As you walk up the hill—and you must walk, because cars are wisely prohibited on the steep, narrow, twisty streets—you first encounter an active town that seems to provoke an equal mixture of love and hate from visitors. The buildings have been restored to give the town as nearly authentic a medieval appearance as possible, which is fantastic. Unfortunately, the entire economy of the town is derived from cutesy shops and overpriced restaurants, so the overall effect is more of a Disneyesque Medieval-Land than a step back in time. Paradoxically, it’s the tourists—and the businesses that cater to them—that make it wearisome as a tourist destination.
However, once you get to the top, the real action begins, as you explore the ruins of the citadel, its defenses, and the original 12th-century town. Even though the town was destroyed in 1632, the parts of it that remain partially intact are fascinating. There is also a collection of full-scale siege engines, reconstructed from the original plans. In its day, Les Baux was an important regional power center; even in ruins, the ancient fortress is incredibly impressive. It’s easy to imagine wars being waged from this spot—many were—and equally easy to think of the quaint village with a remarkable view as a cozy place to relax after long months of slaughtering one’s enemies.
You Can Call Me Al
But what is the bauxite connection? In 1821, geologist Pierre Berthier discovered a substance in Les Baux that was not a distinct mineral but rather a material composed of a variety of minerals, primarily aluminum hydrates. A few decades later, in 1858, a method was found for easily extracting usable aluminum from the substance, and it was named bauxite in honor of the town where it was discovered. (The French word baux, by the way—the plural of bau—normally means “beams,” but apparently the local usage in that area originally referred to a type of natural rock formation.) For a long time, bauxite was indeed a major export, and France was the world’s largest producer of bauxite until 1939. By 1991, all the usable bauxite had been mined, and production has now ceased entirely. (The largest producer of bauxite is now Australia, in case you were wondering.)
At its peak, Les Baux had about 6,000 residents.

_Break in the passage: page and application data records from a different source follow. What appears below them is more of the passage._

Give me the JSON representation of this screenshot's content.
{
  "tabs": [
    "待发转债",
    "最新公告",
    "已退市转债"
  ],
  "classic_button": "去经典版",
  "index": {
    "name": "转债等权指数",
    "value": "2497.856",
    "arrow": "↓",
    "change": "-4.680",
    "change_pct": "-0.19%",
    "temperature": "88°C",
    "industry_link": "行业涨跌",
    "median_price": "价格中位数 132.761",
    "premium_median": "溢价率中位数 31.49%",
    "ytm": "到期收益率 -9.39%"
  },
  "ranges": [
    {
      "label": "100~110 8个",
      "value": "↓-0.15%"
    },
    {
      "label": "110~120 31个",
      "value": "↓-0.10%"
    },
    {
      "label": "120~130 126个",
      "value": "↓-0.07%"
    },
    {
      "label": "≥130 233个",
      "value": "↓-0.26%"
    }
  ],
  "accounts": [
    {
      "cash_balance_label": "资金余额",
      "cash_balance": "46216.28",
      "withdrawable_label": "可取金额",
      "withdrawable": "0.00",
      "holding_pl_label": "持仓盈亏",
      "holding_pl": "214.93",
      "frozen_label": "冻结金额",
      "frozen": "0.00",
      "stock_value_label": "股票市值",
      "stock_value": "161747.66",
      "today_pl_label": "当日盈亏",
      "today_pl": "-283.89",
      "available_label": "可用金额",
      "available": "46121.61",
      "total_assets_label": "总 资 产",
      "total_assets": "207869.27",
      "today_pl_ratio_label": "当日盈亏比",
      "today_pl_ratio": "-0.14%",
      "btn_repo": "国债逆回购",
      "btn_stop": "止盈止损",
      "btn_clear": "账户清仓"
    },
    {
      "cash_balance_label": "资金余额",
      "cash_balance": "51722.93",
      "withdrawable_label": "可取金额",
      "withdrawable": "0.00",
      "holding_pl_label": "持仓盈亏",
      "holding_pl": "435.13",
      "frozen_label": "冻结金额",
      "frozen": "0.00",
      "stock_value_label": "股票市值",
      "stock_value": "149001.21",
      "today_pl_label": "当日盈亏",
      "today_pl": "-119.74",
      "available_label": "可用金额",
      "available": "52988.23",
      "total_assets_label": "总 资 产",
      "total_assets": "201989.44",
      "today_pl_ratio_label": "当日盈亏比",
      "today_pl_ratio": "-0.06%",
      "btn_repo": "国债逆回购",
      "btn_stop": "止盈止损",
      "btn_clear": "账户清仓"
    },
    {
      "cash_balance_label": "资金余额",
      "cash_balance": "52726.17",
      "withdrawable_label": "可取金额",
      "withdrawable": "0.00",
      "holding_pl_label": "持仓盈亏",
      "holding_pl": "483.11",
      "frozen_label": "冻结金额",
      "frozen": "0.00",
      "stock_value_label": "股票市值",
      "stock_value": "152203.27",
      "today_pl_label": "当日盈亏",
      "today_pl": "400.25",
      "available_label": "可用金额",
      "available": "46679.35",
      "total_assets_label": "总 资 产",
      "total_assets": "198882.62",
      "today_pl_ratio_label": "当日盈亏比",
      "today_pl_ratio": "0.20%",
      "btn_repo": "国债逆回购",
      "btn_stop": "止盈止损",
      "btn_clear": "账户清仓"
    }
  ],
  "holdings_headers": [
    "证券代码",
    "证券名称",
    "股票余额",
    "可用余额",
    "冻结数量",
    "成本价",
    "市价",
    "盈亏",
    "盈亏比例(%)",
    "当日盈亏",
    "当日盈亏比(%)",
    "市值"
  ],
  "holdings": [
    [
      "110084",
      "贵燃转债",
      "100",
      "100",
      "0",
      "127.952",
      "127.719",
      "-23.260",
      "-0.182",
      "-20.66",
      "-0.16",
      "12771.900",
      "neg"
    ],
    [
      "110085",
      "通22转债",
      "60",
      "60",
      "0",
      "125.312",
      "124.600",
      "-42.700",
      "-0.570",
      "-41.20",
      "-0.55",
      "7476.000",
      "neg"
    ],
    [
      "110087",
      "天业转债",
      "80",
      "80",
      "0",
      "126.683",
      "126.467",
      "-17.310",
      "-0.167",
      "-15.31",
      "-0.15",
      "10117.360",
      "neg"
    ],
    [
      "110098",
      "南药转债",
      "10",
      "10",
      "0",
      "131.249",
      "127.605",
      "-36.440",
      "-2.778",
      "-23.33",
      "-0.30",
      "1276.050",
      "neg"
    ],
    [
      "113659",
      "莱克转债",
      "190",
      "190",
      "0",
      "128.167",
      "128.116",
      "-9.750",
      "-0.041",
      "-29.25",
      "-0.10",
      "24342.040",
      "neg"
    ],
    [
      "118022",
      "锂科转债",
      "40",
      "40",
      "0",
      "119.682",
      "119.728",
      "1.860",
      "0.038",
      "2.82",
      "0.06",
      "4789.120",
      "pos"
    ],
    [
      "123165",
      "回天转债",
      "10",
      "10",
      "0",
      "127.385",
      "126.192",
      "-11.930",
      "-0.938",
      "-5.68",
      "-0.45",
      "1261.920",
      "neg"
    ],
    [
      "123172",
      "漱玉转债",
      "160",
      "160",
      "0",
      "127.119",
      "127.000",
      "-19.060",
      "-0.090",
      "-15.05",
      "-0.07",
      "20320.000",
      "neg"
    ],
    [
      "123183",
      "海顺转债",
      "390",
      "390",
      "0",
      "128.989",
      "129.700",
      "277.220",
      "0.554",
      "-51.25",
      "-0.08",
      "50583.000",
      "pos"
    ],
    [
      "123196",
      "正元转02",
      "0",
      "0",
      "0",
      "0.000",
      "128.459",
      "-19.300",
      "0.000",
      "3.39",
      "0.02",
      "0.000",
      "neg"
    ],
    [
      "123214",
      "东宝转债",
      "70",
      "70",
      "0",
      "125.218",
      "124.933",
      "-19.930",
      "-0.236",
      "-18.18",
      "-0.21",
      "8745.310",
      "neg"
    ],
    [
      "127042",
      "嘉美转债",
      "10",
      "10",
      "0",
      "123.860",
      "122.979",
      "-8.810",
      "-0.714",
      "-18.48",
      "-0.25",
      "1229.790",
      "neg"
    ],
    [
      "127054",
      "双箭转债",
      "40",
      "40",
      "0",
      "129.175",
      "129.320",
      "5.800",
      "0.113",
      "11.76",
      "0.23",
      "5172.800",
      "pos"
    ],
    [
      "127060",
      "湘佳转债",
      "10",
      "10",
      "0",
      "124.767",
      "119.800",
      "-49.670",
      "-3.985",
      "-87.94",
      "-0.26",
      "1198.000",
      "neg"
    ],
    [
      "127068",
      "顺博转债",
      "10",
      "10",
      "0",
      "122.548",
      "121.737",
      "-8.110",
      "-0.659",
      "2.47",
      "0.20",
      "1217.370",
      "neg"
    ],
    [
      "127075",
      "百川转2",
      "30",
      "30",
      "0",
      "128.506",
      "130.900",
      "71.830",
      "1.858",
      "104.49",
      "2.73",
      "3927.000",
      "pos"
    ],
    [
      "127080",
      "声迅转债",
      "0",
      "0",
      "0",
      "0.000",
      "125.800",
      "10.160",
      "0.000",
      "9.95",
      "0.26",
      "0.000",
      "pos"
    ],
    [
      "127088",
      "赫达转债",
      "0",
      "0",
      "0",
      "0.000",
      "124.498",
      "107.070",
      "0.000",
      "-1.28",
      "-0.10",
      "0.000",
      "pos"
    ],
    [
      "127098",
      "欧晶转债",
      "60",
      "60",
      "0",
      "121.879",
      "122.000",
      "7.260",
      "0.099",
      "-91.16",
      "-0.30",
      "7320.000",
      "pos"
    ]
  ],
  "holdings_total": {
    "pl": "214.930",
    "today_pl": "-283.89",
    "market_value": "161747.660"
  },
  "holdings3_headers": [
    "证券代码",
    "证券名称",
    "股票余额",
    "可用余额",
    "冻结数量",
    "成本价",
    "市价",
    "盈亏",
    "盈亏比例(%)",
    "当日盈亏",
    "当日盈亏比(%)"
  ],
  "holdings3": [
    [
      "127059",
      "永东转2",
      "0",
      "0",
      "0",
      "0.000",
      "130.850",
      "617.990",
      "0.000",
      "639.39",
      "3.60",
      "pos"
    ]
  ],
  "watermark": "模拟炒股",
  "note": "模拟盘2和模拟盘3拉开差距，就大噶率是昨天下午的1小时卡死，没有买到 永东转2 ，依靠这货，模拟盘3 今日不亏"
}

Now, about 500 people call the town home, and yet it is much busier and noisier than it was centuries ago because of the interminable tourist traffic. In fact, with a million and a half tourists annually, it’s the second-largest tourist attraction in the country. (A friend who lives in France pointed out that one particular hotel-restaurant, Oustau de Baumanière—whose wine list is considered among the finest in the world—is responsible for a great deal of the town’s tourist traffic.) As with so many other places that have been “discovered” by travel writers and tour guides, the town’s very popularity makes it less appealing as a destination. But this sort of paradox is part of the charm of Les Baux, a place which, in more than one sense, is famous for the parts of it that have disappeared. —Joe Kissell